Students benefit when a curriculum is designed to be delivered in a variety of methods which can be adapted according to individual learning goals, styles, needs, and types of learners. Without customizable learning experiences, students are forced to struggle as they work at the pace the educator chooses, rather than their own. When a student’s education is personalized, they are better engaged, and academic achievement usually increases.
Encouraging students to take an interest in their education is crucial as it has beneficial outcomes for their grit and academic achievements. In their paper “Personalized Education to Increase Interest”, Reber, et al, detail study after study discussing this educational truth. UDL builds on personalized curriculum and extends it to the presentation and expression of education, to describe a truly personalized education. It incorporates many educational best practices, including cognitive load theory, educational scaffolding, active learning, and diagnostic assessment to determine fundamental skill gaps and strengths.
The benefits of Universal Design for Learning are numerous, including improved learner motivation, increased engagement in the learning process, greater understanding of material, increased self-direction in acquiring knowledge, improved collaboration among peers, better critical thinking skills as well as enhanced problem-solving abilities.
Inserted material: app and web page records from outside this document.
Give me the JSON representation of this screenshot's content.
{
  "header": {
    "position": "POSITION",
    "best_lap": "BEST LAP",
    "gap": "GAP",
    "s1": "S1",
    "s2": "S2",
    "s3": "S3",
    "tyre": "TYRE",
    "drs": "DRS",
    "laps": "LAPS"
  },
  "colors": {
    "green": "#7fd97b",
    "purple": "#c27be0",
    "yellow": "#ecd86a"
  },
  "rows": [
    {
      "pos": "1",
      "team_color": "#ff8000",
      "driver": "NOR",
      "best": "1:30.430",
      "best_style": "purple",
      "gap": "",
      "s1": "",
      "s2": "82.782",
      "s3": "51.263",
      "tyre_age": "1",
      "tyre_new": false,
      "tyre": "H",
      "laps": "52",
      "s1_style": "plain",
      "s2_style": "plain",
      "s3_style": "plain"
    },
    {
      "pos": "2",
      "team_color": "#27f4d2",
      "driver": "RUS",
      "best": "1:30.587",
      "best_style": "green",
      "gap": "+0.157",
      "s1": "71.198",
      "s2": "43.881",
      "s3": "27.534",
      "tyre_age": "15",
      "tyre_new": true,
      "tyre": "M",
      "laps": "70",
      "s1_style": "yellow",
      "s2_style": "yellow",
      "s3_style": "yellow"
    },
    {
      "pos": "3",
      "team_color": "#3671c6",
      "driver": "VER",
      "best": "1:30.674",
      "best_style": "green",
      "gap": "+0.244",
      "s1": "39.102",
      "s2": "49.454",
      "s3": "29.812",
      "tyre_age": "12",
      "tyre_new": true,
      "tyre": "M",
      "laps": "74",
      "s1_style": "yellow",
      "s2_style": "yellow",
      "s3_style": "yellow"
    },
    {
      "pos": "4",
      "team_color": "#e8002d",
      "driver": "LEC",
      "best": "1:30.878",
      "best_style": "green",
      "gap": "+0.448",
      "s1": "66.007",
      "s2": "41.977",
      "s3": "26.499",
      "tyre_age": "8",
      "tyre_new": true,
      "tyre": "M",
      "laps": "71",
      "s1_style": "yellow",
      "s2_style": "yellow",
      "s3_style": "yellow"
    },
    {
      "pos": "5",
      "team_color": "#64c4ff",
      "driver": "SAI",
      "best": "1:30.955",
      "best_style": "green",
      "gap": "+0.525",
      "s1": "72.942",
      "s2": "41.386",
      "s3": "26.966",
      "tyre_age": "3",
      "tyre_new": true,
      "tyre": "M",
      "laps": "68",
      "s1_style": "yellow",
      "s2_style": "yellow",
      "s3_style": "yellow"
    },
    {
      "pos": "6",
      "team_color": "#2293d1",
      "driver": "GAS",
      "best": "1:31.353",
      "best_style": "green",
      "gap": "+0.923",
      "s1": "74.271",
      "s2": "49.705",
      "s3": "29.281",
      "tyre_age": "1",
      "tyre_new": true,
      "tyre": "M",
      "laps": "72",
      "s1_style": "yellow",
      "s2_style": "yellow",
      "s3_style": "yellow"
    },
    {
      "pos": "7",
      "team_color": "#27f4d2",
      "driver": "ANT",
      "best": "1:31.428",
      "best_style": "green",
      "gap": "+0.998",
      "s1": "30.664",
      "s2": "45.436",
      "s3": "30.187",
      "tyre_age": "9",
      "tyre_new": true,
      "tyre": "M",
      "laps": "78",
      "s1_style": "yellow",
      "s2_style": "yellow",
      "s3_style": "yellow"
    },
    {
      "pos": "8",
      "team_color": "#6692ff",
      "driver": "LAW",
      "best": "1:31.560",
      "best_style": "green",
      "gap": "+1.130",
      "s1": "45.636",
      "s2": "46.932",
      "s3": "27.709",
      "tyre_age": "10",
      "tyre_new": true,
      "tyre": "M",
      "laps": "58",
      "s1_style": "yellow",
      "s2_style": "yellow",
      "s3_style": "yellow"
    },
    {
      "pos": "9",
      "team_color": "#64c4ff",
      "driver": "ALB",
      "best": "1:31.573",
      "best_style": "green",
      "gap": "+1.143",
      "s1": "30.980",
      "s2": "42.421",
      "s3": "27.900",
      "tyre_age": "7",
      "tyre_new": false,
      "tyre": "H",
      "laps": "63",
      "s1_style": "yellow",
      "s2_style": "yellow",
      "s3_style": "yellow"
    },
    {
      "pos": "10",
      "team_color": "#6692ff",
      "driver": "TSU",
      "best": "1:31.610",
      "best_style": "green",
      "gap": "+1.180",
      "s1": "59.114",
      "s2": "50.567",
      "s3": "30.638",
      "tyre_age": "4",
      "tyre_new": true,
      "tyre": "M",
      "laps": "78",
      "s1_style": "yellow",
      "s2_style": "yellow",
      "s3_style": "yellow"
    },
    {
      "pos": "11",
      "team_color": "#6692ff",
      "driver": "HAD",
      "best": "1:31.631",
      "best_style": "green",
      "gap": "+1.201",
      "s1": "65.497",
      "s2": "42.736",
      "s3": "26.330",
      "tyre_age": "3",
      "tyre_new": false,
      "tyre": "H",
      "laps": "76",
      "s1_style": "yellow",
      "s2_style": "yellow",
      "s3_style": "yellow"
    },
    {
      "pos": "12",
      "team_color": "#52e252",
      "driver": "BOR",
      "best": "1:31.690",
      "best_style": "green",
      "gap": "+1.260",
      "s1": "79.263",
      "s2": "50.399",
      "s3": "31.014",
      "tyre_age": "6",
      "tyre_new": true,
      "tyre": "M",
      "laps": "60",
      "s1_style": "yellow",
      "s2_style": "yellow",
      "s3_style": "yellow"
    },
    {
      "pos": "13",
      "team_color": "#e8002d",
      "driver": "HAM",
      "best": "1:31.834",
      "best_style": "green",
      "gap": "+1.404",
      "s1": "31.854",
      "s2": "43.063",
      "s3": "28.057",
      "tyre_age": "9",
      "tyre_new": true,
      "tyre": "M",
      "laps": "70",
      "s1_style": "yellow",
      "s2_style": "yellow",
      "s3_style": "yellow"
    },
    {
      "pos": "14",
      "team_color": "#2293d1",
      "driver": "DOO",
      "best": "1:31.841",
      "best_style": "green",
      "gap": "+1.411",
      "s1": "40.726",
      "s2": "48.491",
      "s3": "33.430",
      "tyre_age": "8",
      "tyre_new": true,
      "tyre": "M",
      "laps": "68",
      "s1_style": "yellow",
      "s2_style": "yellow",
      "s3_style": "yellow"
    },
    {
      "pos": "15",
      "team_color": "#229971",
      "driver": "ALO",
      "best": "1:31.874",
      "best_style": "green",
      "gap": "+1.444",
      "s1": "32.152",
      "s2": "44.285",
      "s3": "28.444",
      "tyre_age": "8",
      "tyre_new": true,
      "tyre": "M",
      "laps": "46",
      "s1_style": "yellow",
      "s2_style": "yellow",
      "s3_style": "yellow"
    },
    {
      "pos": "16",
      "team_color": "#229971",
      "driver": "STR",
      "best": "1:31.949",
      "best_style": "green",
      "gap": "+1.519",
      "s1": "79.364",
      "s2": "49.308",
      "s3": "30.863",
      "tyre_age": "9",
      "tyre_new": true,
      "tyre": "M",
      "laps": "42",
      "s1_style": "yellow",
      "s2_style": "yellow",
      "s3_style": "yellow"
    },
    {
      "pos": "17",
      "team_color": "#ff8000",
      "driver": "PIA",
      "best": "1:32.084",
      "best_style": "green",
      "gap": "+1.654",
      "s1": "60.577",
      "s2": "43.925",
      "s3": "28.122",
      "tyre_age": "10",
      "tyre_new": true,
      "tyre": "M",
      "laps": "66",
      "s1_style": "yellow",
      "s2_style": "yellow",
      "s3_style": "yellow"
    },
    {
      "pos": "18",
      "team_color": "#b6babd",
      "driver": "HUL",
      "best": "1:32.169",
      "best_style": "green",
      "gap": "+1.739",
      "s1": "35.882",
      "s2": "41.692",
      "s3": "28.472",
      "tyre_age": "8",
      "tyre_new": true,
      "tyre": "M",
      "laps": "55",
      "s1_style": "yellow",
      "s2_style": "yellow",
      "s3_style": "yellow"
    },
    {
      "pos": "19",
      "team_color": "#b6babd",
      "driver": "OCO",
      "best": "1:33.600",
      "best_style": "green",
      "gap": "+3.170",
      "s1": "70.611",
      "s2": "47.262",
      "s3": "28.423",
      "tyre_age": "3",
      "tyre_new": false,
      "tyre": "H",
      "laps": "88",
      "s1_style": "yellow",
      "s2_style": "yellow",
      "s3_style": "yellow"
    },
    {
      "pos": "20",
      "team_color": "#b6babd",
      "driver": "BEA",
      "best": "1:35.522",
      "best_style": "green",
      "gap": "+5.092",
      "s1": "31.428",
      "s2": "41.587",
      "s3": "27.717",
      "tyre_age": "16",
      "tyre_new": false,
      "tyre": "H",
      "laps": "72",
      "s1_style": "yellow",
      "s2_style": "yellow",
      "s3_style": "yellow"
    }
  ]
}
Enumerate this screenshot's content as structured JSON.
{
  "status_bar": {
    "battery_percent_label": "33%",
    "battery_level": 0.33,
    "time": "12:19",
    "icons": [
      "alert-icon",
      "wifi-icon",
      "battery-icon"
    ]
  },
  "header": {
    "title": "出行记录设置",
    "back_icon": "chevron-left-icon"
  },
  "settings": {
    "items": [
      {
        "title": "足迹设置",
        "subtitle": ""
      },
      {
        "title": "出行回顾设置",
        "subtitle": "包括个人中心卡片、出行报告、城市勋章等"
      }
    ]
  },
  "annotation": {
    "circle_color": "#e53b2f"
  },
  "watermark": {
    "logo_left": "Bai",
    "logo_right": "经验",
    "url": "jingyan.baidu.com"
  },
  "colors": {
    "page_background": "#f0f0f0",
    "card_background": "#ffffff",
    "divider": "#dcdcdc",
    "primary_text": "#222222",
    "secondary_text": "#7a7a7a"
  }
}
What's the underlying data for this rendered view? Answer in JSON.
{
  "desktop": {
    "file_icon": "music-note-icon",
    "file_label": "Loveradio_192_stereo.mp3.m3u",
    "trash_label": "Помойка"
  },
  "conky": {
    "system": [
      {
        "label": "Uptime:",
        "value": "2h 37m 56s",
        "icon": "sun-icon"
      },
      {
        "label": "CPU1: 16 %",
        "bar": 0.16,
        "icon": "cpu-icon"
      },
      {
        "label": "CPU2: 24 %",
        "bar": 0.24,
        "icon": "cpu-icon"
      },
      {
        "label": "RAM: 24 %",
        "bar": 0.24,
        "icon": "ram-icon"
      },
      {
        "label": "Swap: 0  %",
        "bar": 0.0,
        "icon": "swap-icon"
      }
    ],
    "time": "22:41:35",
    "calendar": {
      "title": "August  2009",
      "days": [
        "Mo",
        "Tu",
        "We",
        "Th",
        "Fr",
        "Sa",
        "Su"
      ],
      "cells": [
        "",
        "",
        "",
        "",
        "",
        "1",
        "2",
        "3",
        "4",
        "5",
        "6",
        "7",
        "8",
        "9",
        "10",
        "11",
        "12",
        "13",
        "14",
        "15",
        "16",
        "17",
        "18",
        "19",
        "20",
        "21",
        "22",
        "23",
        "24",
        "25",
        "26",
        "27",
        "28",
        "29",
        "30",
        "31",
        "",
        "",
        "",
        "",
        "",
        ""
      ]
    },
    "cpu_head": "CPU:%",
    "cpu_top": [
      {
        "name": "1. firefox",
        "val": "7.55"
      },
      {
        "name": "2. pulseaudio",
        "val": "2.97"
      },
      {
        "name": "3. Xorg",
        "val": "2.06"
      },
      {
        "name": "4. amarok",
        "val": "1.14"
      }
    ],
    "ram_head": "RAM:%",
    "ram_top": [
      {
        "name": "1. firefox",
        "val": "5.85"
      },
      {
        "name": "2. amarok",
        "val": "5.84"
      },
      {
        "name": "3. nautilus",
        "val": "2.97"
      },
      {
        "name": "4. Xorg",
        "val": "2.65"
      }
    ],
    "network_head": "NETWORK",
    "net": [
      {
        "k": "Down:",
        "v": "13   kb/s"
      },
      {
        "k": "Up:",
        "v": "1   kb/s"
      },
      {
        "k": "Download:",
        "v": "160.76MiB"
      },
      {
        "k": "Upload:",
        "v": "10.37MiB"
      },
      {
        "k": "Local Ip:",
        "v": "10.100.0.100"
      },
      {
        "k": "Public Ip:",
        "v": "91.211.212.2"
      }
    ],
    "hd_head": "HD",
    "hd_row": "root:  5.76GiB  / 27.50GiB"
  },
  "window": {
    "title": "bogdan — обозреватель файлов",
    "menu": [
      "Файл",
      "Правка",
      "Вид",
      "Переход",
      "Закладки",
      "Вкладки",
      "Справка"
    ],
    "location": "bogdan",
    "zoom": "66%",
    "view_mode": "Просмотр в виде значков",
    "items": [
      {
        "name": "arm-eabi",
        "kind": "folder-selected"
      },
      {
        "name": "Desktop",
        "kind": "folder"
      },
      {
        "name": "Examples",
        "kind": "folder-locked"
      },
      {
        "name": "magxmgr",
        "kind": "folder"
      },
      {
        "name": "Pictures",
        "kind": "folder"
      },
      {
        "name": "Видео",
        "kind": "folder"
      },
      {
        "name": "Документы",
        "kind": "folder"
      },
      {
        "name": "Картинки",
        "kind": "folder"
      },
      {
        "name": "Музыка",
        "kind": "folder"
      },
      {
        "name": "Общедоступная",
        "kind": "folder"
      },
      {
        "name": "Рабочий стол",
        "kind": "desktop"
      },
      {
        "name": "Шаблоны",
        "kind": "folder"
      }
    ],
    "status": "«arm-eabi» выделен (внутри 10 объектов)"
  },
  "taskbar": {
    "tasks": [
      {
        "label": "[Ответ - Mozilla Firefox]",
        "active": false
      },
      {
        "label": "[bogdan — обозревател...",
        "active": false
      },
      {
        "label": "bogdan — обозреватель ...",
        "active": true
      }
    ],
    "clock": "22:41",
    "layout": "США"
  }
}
Ultimately, UDL encourages educators to customize their instructional methods based on individual student needs for a more inclusive education system.
UDL seeks to create an environment of inclusion by utilizing flexible learning environments, curriculum, instructional methods, and technologies that are accessible to all students regardless of their learning styles or abilities. UDL utilizes graphic organizers and concrete suggestions to help teachers design their lessons in a way that accommodates different types of learners, from expert learners to beginners. By utilizing UDL strategies, teachers can provide meaningful learning experiences for each student, as well as cultivate an inclusive classroom environment where everyone feels supported. Incorporating UDL principles into instruction is a key step toward helping every student reach their maximum potential in the classroom.
In addition to its applications in the general student population, UDL offers the best set of guiding principles for teaching students with disabilities and special education needs, and is in fact specifically identified in The Individuals with Disabilities Education Act (IDEA) of 1990. UDL helps people with disabilities, as well as English language learners and other student populations with specific academic needs. The Dartmouth Center for the Advancement of Learning notes that instruction should be “designed with consideration for appropriate size and space for approach, reach, manipulations, and use regardless of a student’s body size, posture, mobility, and communication needs.”